EXERCISE PROMPT:
Below are the records; tally the lines in them that include the word "circle" and reply with the number alone.

RECORDS FOR PROCESSING:
------------------------------------

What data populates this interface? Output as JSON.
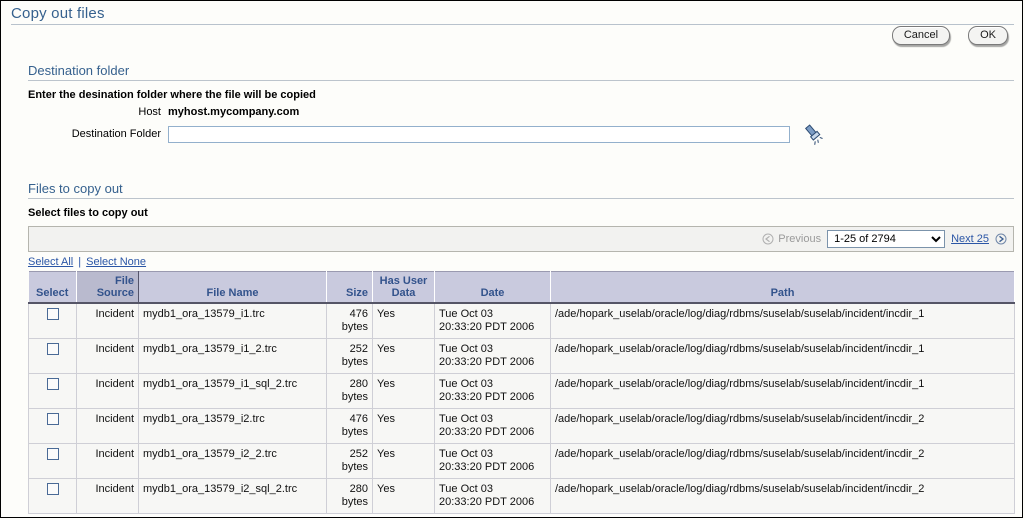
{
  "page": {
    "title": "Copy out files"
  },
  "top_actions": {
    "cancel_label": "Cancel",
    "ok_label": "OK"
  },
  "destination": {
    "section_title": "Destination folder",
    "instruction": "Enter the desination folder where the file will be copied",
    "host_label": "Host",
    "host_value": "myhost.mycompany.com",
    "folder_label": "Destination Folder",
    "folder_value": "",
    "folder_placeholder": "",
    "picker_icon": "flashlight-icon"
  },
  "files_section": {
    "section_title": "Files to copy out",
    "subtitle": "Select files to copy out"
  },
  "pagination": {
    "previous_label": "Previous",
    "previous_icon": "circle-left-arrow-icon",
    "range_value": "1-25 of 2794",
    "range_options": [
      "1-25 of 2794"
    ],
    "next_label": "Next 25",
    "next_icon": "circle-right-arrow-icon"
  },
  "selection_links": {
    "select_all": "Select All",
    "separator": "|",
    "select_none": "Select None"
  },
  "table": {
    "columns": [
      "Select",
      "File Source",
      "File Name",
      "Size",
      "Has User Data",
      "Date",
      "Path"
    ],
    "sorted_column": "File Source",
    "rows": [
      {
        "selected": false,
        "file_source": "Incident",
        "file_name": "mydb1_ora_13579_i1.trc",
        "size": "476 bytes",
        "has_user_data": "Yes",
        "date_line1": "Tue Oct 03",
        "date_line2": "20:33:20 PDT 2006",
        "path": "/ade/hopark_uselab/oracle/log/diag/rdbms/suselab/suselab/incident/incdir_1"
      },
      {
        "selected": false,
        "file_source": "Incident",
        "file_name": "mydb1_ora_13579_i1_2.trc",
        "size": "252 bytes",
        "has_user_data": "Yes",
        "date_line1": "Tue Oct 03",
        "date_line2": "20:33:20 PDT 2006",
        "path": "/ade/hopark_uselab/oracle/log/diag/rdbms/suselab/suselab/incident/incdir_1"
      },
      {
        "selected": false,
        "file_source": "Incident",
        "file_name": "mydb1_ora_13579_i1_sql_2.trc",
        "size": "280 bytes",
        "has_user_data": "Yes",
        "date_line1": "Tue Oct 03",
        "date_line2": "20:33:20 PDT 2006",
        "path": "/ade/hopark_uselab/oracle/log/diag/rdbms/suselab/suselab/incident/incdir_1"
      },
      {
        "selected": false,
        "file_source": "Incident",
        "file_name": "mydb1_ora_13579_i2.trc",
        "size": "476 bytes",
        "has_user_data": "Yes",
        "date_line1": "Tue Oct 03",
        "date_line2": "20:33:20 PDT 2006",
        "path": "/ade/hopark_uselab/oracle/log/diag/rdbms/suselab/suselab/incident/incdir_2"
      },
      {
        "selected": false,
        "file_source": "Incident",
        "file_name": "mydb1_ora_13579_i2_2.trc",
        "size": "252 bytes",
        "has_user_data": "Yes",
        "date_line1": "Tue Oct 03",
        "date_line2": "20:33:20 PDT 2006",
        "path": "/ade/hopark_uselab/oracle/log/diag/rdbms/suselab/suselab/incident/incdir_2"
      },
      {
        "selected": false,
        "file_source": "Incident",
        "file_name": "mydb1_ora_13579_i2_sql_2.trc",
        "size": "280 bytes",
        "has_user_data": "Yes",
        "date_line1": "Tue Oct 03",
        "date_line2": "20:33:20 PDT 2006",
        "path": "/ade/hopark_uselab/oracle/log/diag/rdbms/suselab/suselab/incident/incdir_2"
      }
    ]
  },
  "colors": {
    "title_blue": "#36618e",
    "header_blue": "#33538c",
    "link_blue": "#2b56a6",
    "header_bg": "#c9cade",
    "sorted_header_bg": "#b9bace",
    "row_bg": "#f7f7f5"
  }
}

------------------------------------

TASK RESPONSE:
2